Some lines hold the string "slice". Copy all of them from the material that follows.

*** Opening LISTED RECORDS ***

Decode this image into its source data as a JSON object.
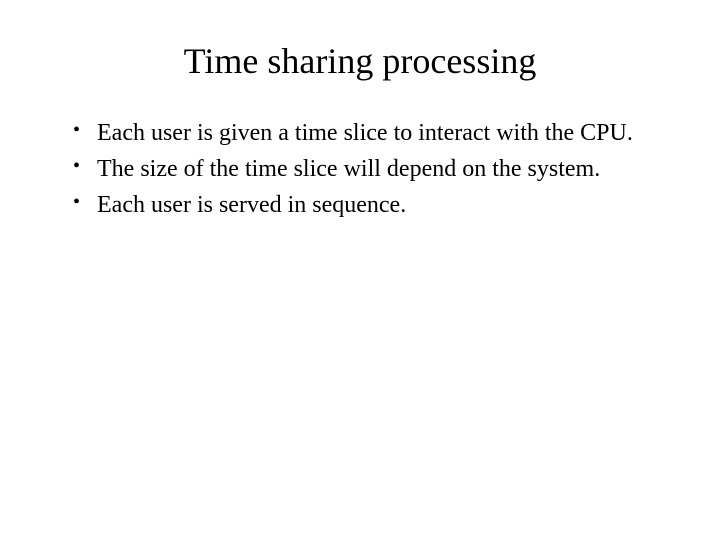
{
  "title": "Time sharing processing",
  "bullets": [
    "Each user is given a time slice to interact with the CPU.",
    "The size of the time slice will depend on the system.",
    "Each user is served in sequence."
  ]
}
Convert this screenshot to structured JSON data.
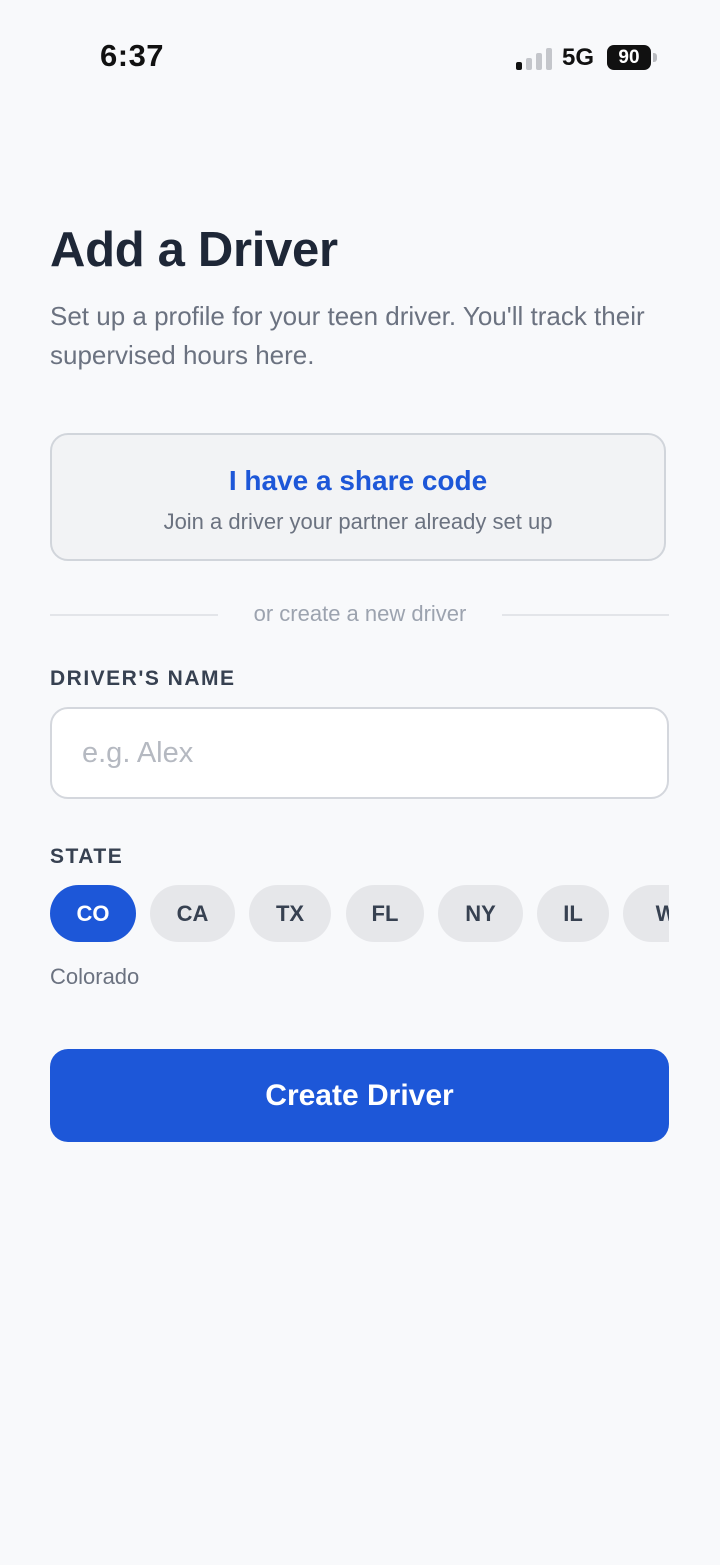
{
  "status_bar": {
    "time": "6:37",
    "network": "5G",
    "battery": "90",
    "signal_bars_active": 1,
    "signal_bars_total": 4
  },
  "header": {
    "title": "Add a Driver",
    "subtitle": "Set up a profile for your teen driver. You'll track their supervised hours here."
  },
  "share_code": {
    "title": "I have a share code",
    "subtitle": "Join a driver your partner already set up"
  },
  "divider": {
    "text": "or create a new driver"
  },
  "name_field": {
    "label": "DRIVER'S NAME",
    "value": "",
    "placeholder": "e.g. Alex"
  },
  "state_field": {
    "label": "STATE",
    "options": [
      "CO",
      "CA",
      "TX",
      "FL",
      "NY",
      "IL",
      "W"
    ],
    "selected": "CO",
    "selected_name": "Colorado"
  },
  "actions": {
    "create_label": "Create Driver"
  },
  "colors": {
    "accent": "#1d57d8",
    "background": "#f8f9fb",
    "chip_background": "#e6e7ea"
  }
}
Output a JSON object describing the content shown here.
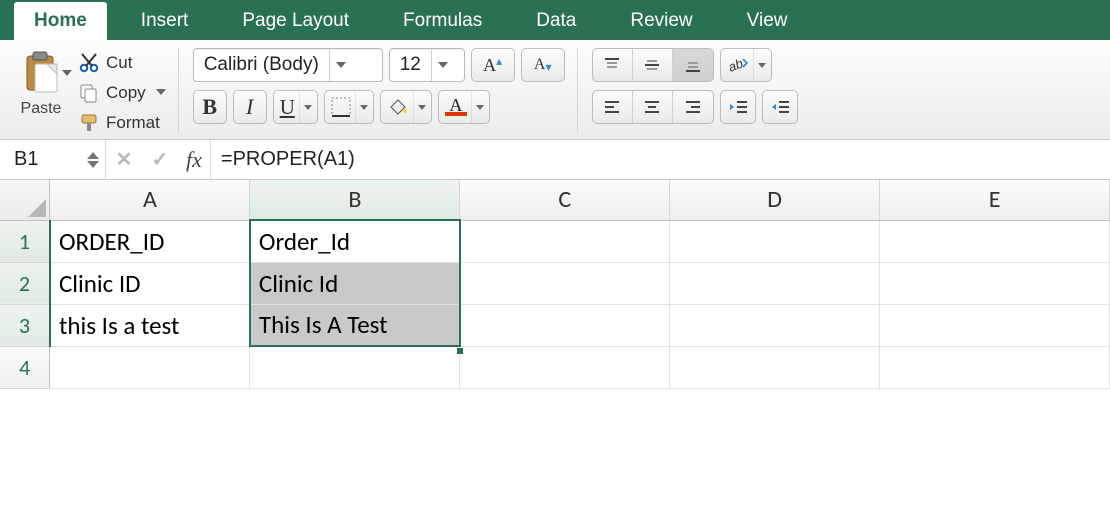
{
  "tabs": {
    "home": "Home",
    "insert": "Insert",
    "page_layout": "Page Layout",
    "formulas": "Formulas",
    "data": "Data",
    "review": "Review",
    "view": "View"
  },
  "clipboard": {
    "paste": "Paste",
    "cut": "Cut",
    "copy": "Copy",
    "format": "Format"
  },
  "font": {
    "name": "Calibri (Body)",
    "size": "12"
  },
  "formula_bar": {
    "cell_ref": "B1",
    "fx": "fx",
    "formula": "=PROPER(A1)"
  },
  "columns": [
    "A",
    "B",
    "C",
    "D",
    "E"
  ],
  "rows": [
    "1",
    "2",
    "3",
    "4"
  ],
  "cells": {
    "A1": "ORDER_ID",
    "B1": "Order_Id",
    "A2": "Clinic ID",
    "B2": "Clinic Id",
    "A3": "this Is a test",
    "B3": "This Is A Test"
  },
  "chart_data": {
    "type": "table",
    "columns": [
      "A",
      "B"
    ],
    "rows": [
      {
        "A": "ORDER_ID",
        "B": "Order_Id"
      },
      {
        "A": "Clinic ID",
        "B": "Clinic Id"
      },
      {
        "A": "this Is a test",
        "B": "This Is A Test"
      }
    ],
    "formula_B": "=PROPER(A{row})"
  },
  "colors": {
    "brand": "#2a7152",
    "font_color": "#d83b01"
  }
}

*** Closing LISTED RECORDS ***

=== TASK SOLUTION ===
    "Each user is given a time slice to interact with the CPU.",
    "The size of the time slice will depend on the system.",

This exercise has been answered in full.